|2005N-0279||Food Labeling; Gluten-Free Labeling of Foods; Public Meeting|
|FDA Comment Number :||EC1303|
|Submitter :||Ms. Julie Halperin||Date & Time:||09/20/2005 05:09:17|
|Category :||Individual Consumer|
| 1) What should "gluten-free" mean on a food label? Why? ANS: 100% no GLUTEN to include that the product is made in a gluten free facilty - NO CROSS CONTAMINATION; why I have severe neuropathy from gluten any amount contaminates me. This disease has made me very sick and product mis- representation continues to make me sick!
2) How do you identify foods that do not contain gluten? Time spent identifying foods? ANS: I read labels if I feel that the food is safe I'll buy but before I consume I call the manufacture which leads me to another point I have found that some company reps will not/do not tell you if a product contains gluten or there may be cross contamination.

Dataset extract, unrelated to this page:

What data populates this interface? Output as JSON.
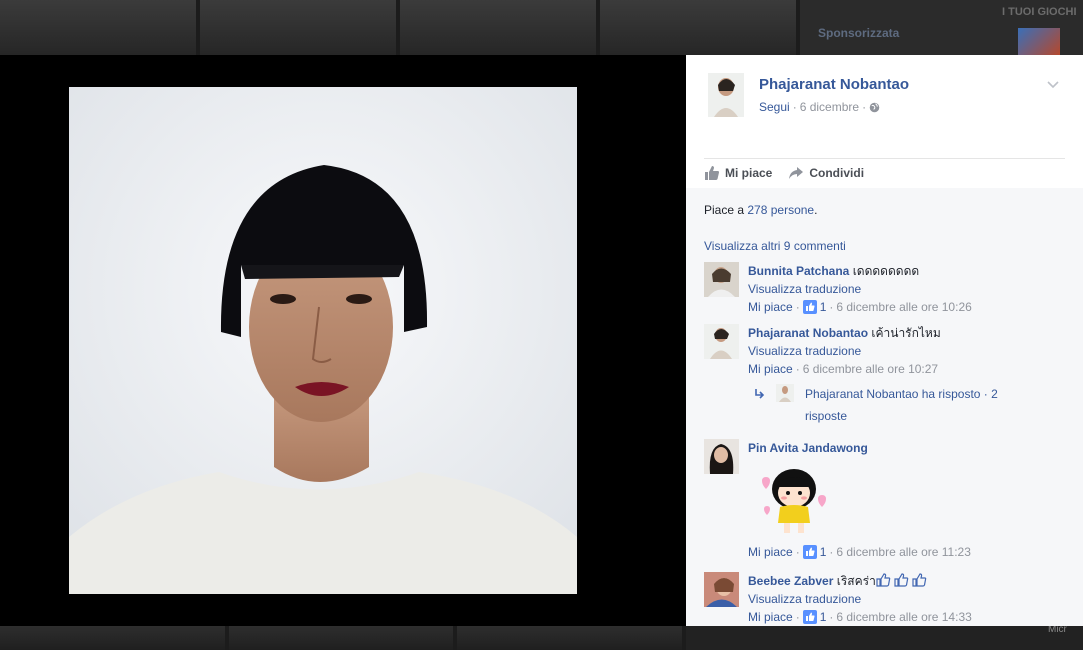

I found this true of OLAY products (gluten in fragrance). It took me questioning three reps before I found an honest one and Beach Nut cereal is made in a facility that produces other cereals that contain gluten but claim their rice cereal is gluten free even though there is a chance of cross contamination. It takes me an enourmous amount of time identifying foods. Shopping is NOT fun!

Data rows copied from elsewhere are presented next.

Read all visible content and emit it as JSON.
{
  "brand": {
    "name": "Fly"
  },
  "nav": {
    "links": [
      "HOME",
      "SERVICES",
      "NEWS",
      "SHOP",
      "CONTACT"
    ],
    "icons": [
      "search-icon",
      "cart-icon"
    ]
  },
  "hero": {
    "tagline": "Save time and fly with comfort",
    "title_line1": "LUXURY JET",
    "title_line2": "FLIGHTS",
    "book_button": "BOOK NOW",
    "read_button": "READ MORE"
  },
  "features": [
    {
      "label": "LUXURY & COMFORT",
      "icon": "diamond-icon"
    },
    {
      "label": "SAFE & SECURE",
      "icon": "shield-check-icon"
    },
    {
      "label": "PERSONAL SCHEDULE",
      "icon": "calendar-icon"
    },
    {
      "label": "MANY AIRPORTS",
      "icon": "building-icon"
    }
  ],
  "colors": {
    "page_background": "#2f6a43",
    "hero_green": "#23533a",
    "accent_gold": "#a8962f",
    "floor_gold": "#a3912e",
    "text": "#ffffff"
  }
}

3)What % of foods and which types purchased are marked "gluten-free"? ANS: I'd say 10%. Only foods that are geared for celiacs are labeled and those normally are because people that produce the products are celiac themselves or know someone who is or through CSA have agreed to mark the products.

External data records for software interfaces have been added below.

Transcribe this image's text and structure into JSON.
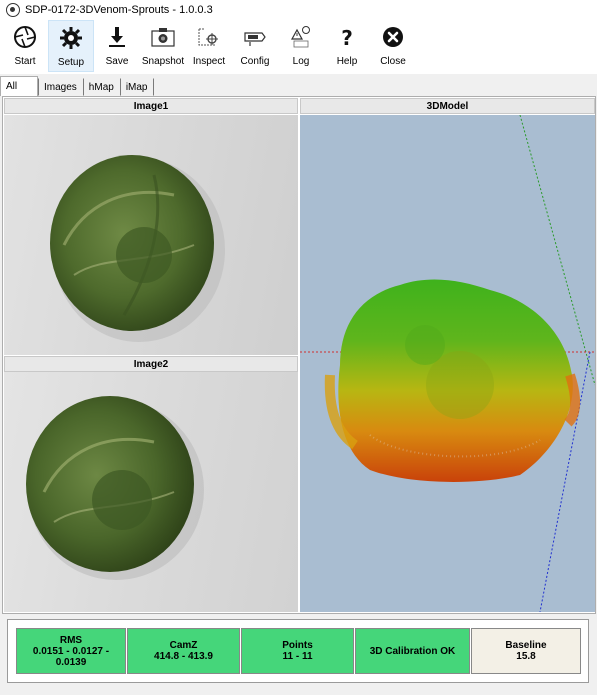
{
  "window": {
    "title": "SDP-0172-3DVenom-Sprouts - 1.0.0.3"
  },
  "toolbar": {
    "buttons": [
      {
        "label": "Start",
        "icon": "shutter-icon"
      },
      {
        "label": "Setup",
        "icon": "gear-icon"
      },
      {
        "label": "Save",
        "icon": "download-icon"
      },
      {
        "label": "Snapshot",
        "icon": "camera-icon"
      },
      {
        "label": "Inspect",
        "icon": "inspect-icon"
      },
      {
        "label": "Config",
        "icon": "config-icon"
      },
      {
        "label": "Log",
        "icon": "log-icon"
      },
      {
        "label": "Help",
        "icon": "question-icon"
      },
      {
        "label": "Close",
        "icon": "close-icon"
      }
    ]
  },
  "tabs": [
    {
      "label": "All",
      "selected": true
    },
    {
      "label": "Images",
      "selected": false
    },
    {
      "label": "hMap",
      "selected": false
    },
    {
      "label": "iMap",
      "selected": false
    }
  ],
  "panes": {
    "image1_title": "Image1",
    "image2_title": "Image2",
    "model_title": "3DModel"
  },
  "status": {
    "rms_label": "RMS",
    "rms_value_line1": "0.0151 - 0.0127 -",
    "rms_value_line2": "0.0139",
    "camz_label": "CamZ",
    "camz_value": "414.8 - 413.9",
    "points_label": "Points",
    "points_value": "11 - 11",
    "calibration": "3D Calibration OK",
    "baseline_label": "Baseline",
    "baseline_value": "15.8"
  },
  "colors": {
    "ok_green": "#45d67a",
    "neutral": "#f3f0e6",
    "model_bg": "#a9bdd1"
  }
}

4)Does "gluten-free" printed on a product label influence your decision to purchase products having the same ingredients? No To what extent?
Just a comment: Gluten-free needs to include contamination-free also